Do yourself a favor, if you are interested in classic theaters, go see something at the Tivoli.
The Meteron is to some extend a souless multiplex, but as far as it goes, it’s probably the best souless multiplex in the world. The theater features DLP projectors on some screens, and every screen is THX certified. Even among THX auditoriums The Metreon has outstanding sound.
The Metreon draws strong crowds on opening days, leading to a pleasant movie going experience of enthusiastic fans.
I was fortunate enough to see Star Wars Episode III opening day at the Village, it was the best movie going experience of my life. The DLP screen as gigantic, bright, and clear. The THX sound is the among the best I’ve ever heard (perhaps outclassed by Seattle’s Cinerama and San Francisco’s Metreon).
The audience participation was great, the auditorium is large, ornate and classy.
While in Seattle, it is definately worth a special trip to the Cinerama, regardless what is playing.
The single screen, THX certified auditorium sports the best sound I’ve ever heard in any theater ever, including Chicago’s McClurg Court, LAs Village, and San Franciscos Metreon.
The theater primarily uses its massive flat screen, however for annual festivals they take that screen down, and assemble the (even more) massive curved cinerama screen, and show cinerama 3 projector format films, and 70MM films on the curved screen.

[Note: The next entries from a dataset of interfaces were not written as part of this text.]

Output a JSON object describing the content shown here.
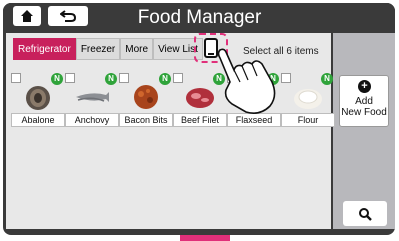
{
  "header": {
    "title": "Food Manager"
  },
  "tabs": [
    {
      "label": "Refrigerator"
    },
    {
      "label": "Freezer"
    },
    {
      "label": "More"
    },
    {
      "label": "View List"
    }
  ],
  "select_all_label": "Select all 6 items",
  "items": [
    {
      "label": "Abalone",
      "badge": "N"
    },
    {
      "label": "Anchovy",
      "badge": "N"
    },
    {
      "label": "Bacon Bits",
      "badge": "N"
    },
    {
      "label": "Beef Filet",
      "badge": "N"
    },
    {
      "label": "Flaxseed",
      "badge": "N"
    },
    {
      "label": "Flour",
      "badge": "N"
    }
  ],
  "side": {
    "add_line1": "Add",
    "add_line2": "New Food"
  },
  "colors": {
    "accent": "#c8205c",
    "badge": "#2fa33a",
    "highlight": "#e0307a"
  }
}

I was fortunate enough to see Lawrence of Arabia in that format, it was spectacular.
The Cinerama was an early adopter of DLP technology, however they no longer project movies in DLP (as of Spring 05). Rumor has it that they recieved their DLP projector on loan from Boeing (I can confirm Boeing manufactured the Cineramas DLP projector), but that it was unreliable, and the resolution was pixelated on Cineramas massive screen.
It’s quite sad that this theater closed. I haven’t lived in Chicago since 1996, but made several trips to McClurg since then to see particular films. Today a friend of mine visiting Chicago and asked where a good theater was, without delay I responded McClurg Court, only to discover it is out of business.
I saw the rerelease of Star Wars there, when it was one of a handful of THX auditoriums in Chicago, the level of excitement and crowd participation was awesome. When Star Wars Episode I and II came out, McClurg court was the only DLP projection, THX certified auditorium in Chicago.
The main auditorium had a somwhat unusual oval shape, seemingly wider than it was deep.
I saw Crouching Tiger Hidden Dragon there on new years eve 2000, sadly the theater was even then falling into disrepair. The screen and sound were still good, but the seats were threadbare, and the auditorium dirty.
The Yorktown 6 was one of the few theaters near Chicago to feature THX certified auditoriums. It’s two primary auditoriums were large and spectacular by multiplex standards. I recall particularly seeing The Rock there in one of the THX auditoriums, and the rerelease of The Empire Strikes Back.
The rebuilt Yorktown 18 still offers THX auditoriums, which is still quite rare around Chicago. The Premium theater is quite nice, the seats are huge and in a auditorium configuration. The screen is small, but of the correct size for the premium auditorium, which is also small.